I know that a small group of men from a larger group arrested and taken through the magistrates court this spring are on trial at the moment in a court centre in England. I have no idea what stage the trial has reached.
The lists will often, for a post office robbery, say, have some information every evening. For example Witness No 3 sworn. Defence case begun. All there is for this case is ‘part heard’. Every day ‘part heard’. Another case I am following solely by number; even the names are substituted with asterisks.
I have no idea how many other cases are on going but I have not spotted them as I surf Court news.
There is a valid case for reporting restrictions in some situations. The names of sexual assault victims are always, rightly, kept confidential and have been for years. Often cases will not be reported until every defendant is dealt with; one wouldn’t want the next trial for a defendant compromised because the jurors read about his conviction only the previous week.
These are the official Judiciary guidelines on the imposition of Reporting restrictions, updated only last month.
It is a central principle of criminal justice that the court sits in public so that the proceedings can be observed by members of the public and reported on by the media. Transparency improves the quality of justice, enhances public understanding of the process, and bolsters public confidence in the justice system. Media reporting is critical to all these public interest functions. There are occasions, however when it is necessary to make an exception to these principles, to protect the rights of children or the identities of some adult complainants for example.

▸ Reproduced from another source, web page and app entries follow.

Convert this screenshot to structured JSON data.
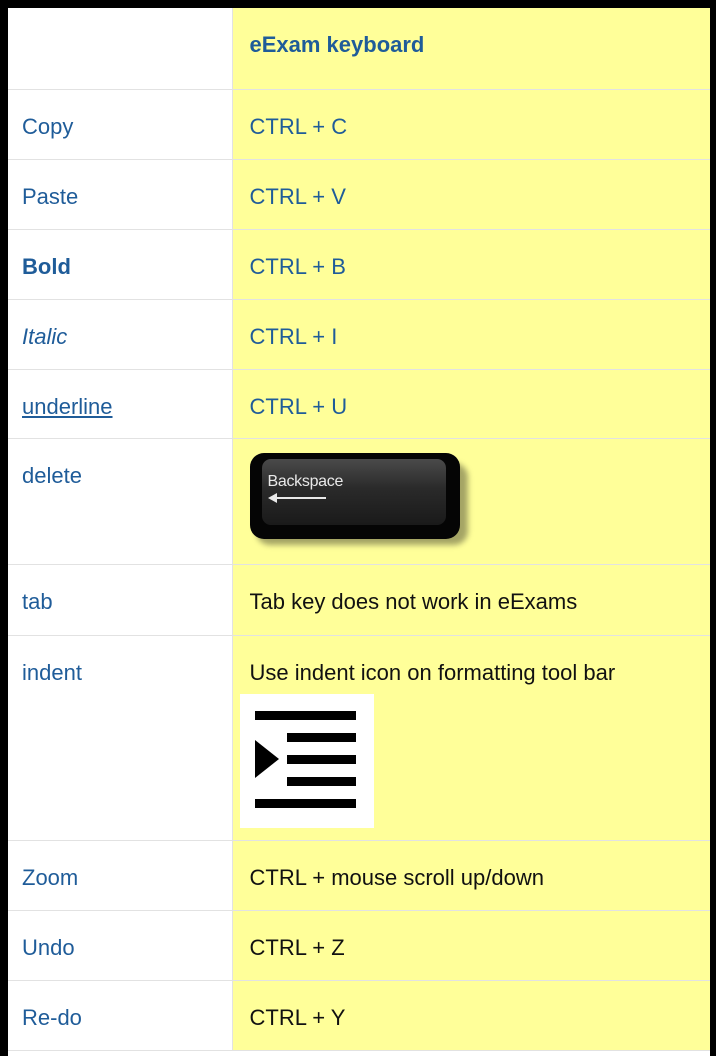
{
  "header": {
    "left": "",
    "right": "eExam keyboard"
  },
  "rows": [
    {
      "action": "Copy",
      "shortcut": "CTRL + C"
    },
    {
      "action": "Paste",
      "shortcut": "CTRL + V"
    },
    {
      "action": "Bold",
      "shortcut": "CTRL + B"
    },
    {
      "action": "Italic",
      "shortcut": "CTRL + I"
    },
    {
      "action": "underline",
      "shortcut": "CTRL + U"
    },
    {
      "action": "delete",
      "shortcut": "",
      "key_label": "Backspace",
      "key_icon": "backspace-key-icon"
    },
    {
      "action": "tab",
      "shortcut": "Tab key does not work in eExams"
    },
    {
      "action": "indent",
      "shortcut": "Use indent icon on formatting tool bar",
      "icon": "indent-icon"
    },
    {
      "action": "Zoom",
      "shortcut": "CTRL + mouse scroll up/down"
    },
    {
      "action": "Undo",
      "shortcut": "CTRL + Z"
    },
    {
      "action": "Re-do",
      "shortcut": "CTRL + Y"
    }
  ],
  "colors": {
    "left_text": "#1f5c99",
    "right_bg": "#ffff99",
    "border": "#000000"
  }
}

In recognition of the open justice principle, the general rule is that justice should be administered
in public. To this end:
- Proceedings must be held in public.
- Evidence must be communicated publicly.
- Fair, accurate and contemporaneous media reporting of proceedings should not be prevented
by any action of the court unless strictly necessary.
Therefore, unless there are exceptional circumstances laid down by statute and/or common law
the court must not:
- Order or allow the exclusion of the press or public from the courtroom for any part of the
- Allow evidence to be withheld from the open court proceedings.
- Impose permanent or temporary bans on reporting of the proceedings or any part of them
including anything that prevents the proper identification, by name and address, of those appearing or mentioned in the course of proceedings. Important statutory exceptions to the open justice principle are the exclusion of the public from criminal proceedings in the Youth Courts and the prohibition on identifying under 18s…
The courts and Parliament have given particular rights to the press to give effect to the open justice principle, so that they can report court proceedings to the wider public, even if the public is excluded
To summarise, the victims must be protected, the young must be protected. Otherwise the imposition must be ‘exceptional’. It is becoming the rule.
And while I can see the need for a reporting restriction for short periods, or in some EXCEPTIONAL cases I cannot rid myself of the suspicion that these trials are no longer reported because the authorities are frightened of public opinion, were the details of the crimes and the vulnerability of the victims to be widely known.
“It is not merely of some importance but is of fundamental importance, that Justice should
not only be done but should manifestly and undoubtedly be seen to be done”.
I actually remember the full text of Lord Chief Justice Hewart’s famous maxim in R v Sussex Justices ex parte McCarthy 1924. (It is usually abbreviated to “Justice must not only be done but should be seen to be done”)
Even if these restrictions ARE done for the best of motives they are giving rise to all manner of conspiracy theories about secret trials and corruption in high places. It is doing no good.